──────── The records

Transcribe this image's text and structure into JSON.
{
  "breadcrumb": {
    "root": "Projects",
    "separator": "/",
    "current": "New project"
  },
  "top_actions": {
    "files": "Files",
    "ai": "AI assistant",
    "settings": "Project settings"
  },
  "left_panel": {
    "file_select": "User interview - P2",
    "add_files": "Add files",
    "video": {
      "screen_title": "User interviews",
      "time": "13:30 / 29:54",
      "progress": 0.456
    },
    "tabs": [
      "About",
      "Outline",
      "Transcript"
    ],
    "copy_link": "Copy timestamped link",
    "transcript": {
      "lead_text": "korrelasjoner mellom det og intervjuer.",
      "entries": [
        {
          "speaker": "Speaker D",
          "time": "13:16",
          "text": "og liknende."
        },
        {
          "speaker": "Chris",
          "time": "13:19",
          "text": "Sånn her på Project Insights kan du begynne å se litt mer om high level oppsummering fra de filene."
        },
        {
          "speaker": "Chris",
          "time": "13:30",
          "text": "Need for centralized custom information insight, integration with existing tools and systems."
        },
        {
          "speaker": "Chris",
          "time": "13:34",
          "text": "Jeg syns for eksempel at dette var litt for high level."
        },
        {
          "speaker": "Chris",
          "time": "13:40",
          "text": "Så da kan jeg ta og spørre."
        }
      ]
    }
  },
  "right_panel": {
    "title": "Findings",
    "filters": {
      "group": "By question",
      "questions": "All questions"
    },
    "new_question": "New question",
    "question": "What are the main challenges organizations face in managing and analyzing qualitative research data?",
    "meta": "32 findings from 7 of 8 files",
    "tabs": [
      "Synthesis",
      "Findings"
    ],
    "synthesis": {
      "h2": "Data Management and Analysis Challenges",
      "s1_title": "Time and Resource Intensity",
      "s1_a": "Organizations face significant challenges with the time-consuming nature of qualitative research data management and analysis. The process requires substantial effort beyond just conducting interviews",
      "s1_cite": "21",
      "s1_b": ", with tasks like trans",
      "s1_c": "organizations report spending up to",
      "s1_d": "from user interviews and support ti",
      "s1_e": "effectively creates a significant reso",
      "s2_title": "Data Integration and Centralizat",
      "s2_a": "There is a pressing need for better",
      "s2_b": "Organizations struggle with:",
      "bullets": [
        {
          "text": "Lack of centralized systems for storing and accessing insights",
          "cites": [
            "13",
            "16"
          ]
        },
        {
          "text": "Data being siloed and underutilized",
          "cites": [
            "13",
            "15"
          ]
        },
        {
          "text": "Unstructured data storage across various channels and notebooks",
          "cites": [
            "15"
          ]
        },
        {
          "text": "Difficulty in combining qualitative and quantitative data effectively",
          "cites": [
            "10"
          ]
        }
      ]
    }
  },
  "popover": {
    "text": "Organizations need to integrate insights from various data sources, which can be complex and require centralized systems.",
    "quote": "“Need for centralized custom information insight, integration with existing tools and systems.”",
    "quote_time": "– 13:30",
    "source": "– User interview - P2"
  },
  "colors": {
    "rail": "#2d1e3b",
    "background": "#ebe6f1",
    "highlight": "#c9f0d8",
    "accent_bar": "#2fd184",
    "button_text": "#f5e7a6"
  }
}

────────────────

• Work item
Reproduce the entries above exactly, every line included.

• Answer section
Transcribe this image's text and structure into JSON.
{
  "breadcrumb": {
    "root": "Projects",
    "separator": "/",
    "current": "New project"
  },
  "top_actions": {
    "files": "Files",
    "ai": "AI assistant",
    "settings": "Project settings"
  },
  "left_panel": {
    "file_select": "User interview - P2",
    "add_files": "Add files",
    "video": {
      "screen_title": "User interviews",
      "time": "13:30 / 29:54",
      "progress": 0.456
    },
    "tabs": [
      "About",
      "Outline",
      "Transcript"
    ],
    "copy_link": "Copy timestamped link",
    "transcript": {
      "lead_text": "korrelasjoner mellom det og intervjuer.",
      "entries": [
        {
          "speaker": "Speaker D",
          "time": "13:16",
          "text": "og liknende."
        },
        {
          "speaker": "Chris",
          "time": "13:19",
          "text": "Sånn her på Project Insights kan du begynne å se litt mer om high level oppsummering fra de filene."
        },
        {
          "speaker": "Chris",
          "time": "13:30",
          "text": "Need for centralized custom information insight, integration with existing tools and systems."
        },
        {
          "speaker": "Chris",
          "time": "13:34",
          "text": "Jeg syns for eksempel at dette var litt for high level."
        },
        {
          "speaker": "Chris",
          "time": "13:40",
          "text": "Så da kan jeg ta og spørre."
        }
      ]
    }
  },
  "right_panel": {
    "title": "Findings",
    "filters": {
      "group": "By question",
      "questions": "All questions"
    },
    "new_question": "New question",
    "question": "What are the main challenges organizations face in managing and analyzing qualitative research data?",
    "meta": "32 findings from 7 of 8 files",
    "tabs": [
      "Synthesis",
      "Findings"
    ],
    "synthesis": {
      "h2": "Data Management and Analysis Challenges",
      "s1_title": "Time and Resource Intensity",
      "s1_a": "Organizations face significant challenges with the time-consuming nature of qualitative research data management and analysis. The process requires substantial effort beyond just conducting interviews",
      "s1_cite": "21",
      "s1_b": ", with tasks like trans",
      "s1_c": "organizations report spending up to",
      "s1_d": "from user interviews and support ti",
      "s1_e": "effectively creates a significant reso",
      "s2_title": "Data Integration and Centralizat",
      "s2_a": "There is a pressing need for better",
      "s2_b": "Organizations struggle with:",
      "bullets": [
        {
          "text": "Lack of centralized systems for storing and accessing insights",
          "cites": [
            "13",
            "16"
          ]
        },
        {
          "text": "Data being siloed and underutilized",
          "cites": [
            "13",
            "15"
          ]
        },
        {
          "text": "Unstructured data storage across various channels and notebooks",
          "cites": [
            "15"
          ]
        },
        {
          "text": "Difficulty in combining qualitative and quantitative data effectively",
          "cites": [
            "10"
          ]
        }
      ]
    }
  },
  "popover": {
    "text": "Organizations need to integrate insights from various data sources, which can be complex and require centralized systems.",
    "quote": "“Need for centralized custom information insight, integration with existing tools and systems.”",
    "quote_time": "– 13:30",
    "source": "– User interview - P2"
  },
  "colors": {
    "rail": "#2d1e3b",
    "background": "#ebe6f1",
    "highlight": "#c9f0d8",
    "accent_bar": "#2fd184",
    "button_text": "#f5e7a6"
  }
}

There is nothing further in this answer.